#### WORK TASK:
Locate and copy each line in the data that contains the word "idata".

##### GIVEN RECORDS

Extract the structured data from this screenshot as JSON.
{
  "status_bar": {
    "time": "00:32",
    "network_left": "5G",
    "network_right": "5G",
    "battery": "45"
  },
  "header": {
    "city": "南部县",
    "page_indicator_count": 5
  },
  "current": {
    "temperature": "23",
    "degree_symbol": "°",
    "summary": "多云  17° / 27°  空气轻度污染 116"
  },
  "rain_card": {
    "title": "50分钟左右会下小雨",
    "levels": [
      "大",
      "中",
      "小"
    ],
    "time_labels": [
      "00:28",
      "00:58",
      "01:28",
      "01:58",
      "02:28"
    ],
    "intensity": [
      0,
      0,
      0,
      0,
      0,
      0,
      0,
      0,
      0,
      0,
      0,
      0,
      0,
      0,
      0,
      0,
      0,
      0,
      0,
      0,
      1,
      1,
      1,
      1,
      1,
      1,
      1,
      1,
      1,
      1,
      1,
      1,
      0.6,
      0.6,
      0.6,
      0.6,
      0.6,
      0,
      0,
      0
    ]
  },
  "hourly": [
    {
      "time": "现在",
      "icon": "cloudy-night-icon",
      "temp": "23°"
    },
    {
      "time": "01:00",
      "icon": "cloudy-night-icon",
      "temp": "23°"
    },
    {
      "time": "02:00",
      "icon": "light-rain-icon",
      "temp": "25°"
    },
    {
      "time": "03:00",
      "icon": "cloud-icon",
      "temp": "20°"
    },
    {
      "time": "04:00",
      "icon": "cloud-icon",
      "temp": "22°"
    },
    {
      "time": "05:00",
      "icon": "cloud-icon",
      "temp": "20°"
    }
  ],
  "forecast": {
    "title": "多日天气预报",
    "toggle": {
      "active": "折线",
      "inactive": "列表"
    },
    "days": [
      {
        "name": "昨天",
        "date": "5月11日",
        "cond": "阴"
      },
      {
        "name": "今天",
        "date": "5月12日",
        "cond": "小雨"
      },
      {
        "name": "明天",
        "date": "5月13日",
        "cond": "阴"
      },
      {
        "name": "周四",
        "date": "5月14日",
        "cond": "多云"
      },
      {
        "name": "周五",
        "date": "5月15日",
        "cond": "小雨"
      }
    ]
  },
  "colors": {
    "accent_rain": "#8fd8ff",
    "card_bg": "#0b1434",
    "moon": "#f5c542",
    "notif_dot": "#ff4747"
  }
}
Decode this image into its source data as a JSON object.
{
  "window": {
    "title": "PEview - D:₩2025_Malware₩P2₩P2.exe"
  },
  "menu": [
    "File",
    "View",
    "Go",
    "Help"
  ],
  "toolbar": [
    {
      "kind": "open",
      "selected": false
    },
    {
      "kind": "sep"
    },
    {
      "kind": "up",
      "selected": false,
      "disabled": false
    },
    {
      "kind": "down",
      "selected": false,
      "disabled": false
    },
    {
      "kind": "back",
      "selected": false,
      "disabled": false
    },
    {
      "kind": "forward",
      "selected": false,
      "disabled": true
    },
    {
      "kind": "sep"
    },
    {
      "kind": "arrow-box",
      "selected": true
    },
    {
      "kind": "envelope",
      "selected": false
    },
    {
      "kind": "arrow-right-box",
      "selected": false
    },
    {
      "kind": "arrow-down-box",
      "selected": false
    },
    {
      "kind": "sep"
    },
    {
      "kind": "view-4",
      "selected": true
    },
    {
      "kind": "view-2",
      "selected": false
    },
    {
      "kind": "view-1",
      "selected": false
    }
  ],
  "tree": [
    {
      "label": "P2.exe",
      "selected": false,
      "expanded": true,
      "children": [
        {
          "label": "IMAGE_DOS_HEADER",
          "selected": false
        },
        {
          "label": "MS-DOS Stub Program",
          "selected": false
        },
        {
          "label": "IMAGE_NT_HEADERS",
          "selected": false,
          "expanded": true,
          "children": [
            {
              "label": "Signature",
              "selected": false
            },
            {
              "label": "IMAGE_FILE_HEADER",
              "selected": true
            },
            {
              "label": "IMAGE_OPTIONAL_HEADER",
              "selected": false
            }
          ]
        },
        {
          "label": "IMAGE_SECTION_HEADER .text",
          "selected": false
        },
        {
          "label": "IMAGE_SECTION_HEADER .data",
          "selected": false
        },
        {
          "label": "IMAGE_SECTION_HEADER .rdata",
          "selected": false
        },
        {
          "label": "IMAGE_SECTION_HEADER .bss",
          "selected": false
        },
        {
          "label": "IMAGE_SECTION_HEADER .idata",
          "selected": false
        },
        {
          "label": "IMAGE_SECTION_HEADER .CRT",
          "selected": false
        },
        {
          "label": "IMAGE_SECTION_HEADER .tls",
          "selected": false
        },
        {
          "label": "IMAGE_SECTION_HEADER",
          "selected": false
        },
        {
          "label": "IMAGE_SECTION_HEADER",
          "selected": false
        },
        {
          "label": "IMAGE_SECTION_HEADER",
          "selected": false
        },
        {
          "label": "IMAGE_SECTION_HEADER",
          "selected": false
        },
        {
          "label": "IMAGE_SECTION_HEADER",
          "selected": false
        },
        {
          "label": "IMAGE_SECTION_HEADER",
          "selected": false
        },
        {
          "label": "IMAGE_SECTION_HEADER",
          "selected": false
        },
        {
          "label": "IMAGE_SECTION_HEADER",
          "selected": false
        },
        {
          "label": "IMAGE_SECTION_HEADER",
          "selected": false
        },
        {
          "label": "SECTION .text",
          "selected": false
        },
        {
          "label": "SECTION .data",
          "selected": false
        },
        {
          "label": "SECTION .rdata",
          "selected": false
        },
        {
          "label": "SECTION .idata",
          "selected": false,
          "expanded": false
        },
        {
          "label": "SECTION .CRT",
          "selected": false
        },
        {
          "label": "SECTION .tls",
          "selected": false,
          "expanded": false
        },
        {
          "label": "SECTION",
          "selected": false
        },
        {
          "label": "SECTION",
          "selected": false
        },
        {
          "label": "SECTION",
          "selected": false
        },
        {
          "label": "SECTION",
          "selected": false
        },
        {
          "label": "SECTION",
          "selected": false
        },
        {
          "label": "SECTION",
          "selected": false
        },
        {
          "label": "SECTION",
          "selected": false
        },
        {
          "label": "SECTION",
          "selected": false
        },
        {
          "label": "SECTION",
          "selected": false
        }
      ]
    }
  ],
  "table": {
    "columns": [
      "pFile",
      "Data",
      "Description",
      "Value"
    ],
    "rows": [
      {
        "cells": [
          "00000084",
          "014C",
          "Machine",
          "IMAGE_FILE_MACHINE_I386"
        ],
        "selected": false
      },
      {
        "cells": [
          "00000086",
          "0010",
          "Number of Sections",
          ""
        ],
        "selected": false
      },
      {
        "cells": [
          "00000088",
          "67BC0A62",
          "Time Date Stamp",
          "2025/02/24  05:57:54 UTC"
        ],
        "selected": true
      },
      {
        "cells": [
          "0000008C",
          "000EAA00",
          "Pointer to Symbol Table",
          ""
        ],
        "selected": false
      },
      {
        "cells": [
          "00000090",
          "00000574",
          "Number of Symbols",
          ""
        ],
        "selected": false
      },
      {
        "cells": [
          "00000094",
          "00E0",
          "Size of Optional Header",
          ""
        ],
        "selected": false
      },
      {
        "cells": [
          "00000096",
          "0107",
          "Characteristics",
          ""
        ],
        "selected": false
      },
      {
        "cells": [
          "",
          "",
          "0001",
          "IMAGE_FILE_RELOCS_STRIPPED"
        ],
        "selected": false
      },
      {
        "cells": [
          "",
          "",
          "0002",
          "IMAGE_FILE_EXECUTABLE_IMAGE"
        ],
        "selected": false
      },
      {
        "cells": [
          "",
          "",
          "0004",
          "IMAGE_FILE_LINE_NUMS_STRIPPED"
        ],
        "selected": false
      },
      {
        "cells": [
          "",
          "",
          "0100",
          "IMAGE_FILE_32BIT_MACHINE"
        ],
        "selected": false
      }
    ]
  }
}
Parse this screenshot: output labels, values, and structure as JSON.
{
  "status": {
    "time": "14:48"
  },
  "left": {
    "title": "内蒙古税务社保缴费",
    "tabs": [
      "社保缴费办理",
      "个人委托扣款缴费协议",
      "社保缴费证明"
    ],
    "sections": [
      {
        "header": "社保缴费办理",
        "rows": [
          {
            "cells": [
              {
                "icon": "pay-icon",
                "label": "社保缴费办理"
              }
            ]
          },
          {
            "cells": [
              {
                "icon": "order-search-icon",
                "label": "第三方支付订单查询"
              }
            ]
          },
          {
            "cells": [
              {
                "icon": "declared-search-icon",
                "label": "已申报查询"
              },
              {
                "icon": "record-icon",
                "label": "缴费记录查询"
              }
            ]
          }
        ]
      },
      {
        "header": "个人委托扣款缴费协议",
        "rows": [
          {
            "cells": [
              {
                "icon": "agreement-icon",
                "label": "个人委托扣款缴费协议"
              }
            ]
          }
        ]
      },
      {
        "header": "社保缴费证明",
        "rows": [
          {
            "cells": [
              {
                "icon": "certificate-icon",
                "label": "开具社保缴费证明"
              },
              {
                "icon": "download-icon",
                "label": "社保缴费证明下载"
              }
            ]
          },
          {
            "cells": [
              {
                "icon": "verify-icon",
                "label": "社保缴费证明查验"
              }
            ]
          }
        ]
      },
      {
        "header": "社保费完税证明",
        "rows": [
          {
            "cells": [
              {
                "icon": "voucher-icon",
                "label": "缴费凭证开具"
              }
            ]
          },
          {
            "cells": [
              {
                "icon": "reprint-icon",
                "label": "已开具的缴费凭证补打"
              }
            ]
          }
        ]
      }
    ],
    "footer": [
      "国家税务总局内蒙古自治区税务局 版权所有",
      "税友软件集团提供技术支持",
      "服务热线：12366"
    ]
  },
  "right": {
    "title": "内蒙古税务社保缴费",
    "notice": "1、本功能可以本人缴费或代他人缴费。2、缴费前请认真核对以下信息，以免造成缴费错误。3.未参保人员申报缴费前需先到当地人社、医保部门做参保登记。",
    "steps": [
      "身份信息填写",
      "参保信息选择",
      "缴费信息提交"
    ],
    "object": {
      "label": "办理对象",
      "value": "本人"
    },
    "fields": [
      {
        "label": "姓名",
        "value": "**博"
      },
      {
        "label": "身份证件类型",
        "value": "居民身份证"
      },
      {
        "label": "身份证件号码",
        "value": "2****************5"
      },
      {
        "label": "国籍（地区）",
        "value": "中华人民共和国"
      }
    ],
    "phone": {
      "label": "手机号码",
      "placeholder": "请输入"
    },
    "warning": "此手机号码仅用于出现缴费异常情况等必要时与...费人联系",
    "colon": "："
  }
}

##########

#### EXERCISE RESPONSE:
          "label": "IMAGE_SECTION_HEADER .idata",
          "label": "SECTION .idata",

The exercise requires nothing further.